If Washington DC wants to avoid a financial crisis, politicians need to dramatically increase taxes, cut discretionary spending and reform entitlement immediately. This will never happen and we’ve proved it with the debt ceiling debacle. Politicians continue to negotiate for more, not less and their actions are adding to our deficits. When they can’t agree on something small like payroll tax credits, you can forget about entitlement reform.
This is not a matter of if; it’s a matter of when. Governments will bite, scratch and claw to the bitter end to kick the can just a few more feet down the road. In 2008/2009, the Fed threw the kitchen sink at the problem and the words “unprecedented move” was used daily to describe their actions. It was not an easy market to short. Every time the market hit an air pocket, the Fed would make an announcement and spark a massive short covering rally.
The credit crisis from 2009 was not solved; it was simply moved from the private sector to the deep pockets public sector. The current price action reminds me of December 2007.
In 2007, many analysts were calling for a housing bubble. The market had plenty of swift declines, but it would snap back because there weren’t any “dead bodies”. The warning signs were there, but the S&P 500 had recently established a new all-time high in October 2007. I thought we were going to have a nice year-end rally. This is traditionally the most seasonally bullish time of year and stocks tend to grind higher in November December and January. To my surprise, stocks sold off hard in November. That move was quickly reversed and we were back on track in December. By the middle of the month, stocks started to weaken and they broke support in the last two weeks of trading. This type of price action is extremely bearish.
At the end of the year, Wall Street wants to nudge the market higher on light volume. The pattern is so strong that no one stands in the way. Portfolio returns are enhanced and bonuses are bigger. Investors end the year on a positive note and everyone wins. When this bullish pattern is broken, it is a huge warning sign. The “smart money” is selling into strength and they are trying to reduce risk while the going is good. Take a look at the charts from December 2007 and then look at the price action in 2008. Then take a look at November/December 2011.
I don’t know if the market is ready to roll over just yet, but it is showing signs of weakness. Last week’s initial claims number was good, the ECB lowered rates by .25% and inflation in China declined (paving the way for easing). These are all positive for the market. The FOMC will release a statement tomorrow and that should be “dovish”.

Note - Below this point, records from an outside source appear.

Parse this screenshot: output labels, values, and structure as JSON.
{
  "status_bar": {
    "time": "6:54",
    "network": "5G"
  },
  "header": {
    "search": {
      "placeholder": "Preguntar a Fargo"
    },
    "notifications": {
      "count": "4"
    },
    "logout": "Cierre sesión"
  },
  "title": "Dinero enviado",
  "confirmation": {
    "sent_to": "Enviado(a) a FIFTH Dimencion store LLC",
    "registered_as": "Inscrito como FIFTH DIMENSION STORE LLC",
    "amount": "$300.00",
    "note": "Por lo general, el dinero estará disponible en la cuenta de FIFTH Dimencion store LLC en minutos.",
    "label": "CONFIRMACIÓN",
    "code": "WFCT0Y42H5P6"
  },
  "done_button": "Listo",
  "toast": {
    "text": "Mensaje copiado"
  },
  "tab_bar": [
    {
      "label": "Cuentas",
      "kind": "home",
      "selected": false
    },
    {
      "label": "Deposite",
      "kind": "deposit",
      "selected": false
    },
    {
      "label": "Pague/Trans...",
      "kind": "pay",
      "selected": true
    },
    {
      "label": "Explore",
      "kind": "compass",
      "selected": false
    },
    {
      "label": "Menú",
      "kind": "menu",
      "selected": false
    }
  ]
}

Stocks are making random moves in both directions and this is a dangerous trading environment. I bought back my put credit spreads last week and I had thoughts of buying a few in the money calls on strong stocks. I decided to stay on the sidelines and that was a good decision. If the SPY closes below 123, I will buy a handful of puts. I want to keep my size small.
Watch for signs of follow through. The market has to establish a direction for 3 or 4 days before I take a position. This back and forth action will chop us up. I suggest getting some Christmas shopping done while it decides what to do. There are times when the best trade is no trade.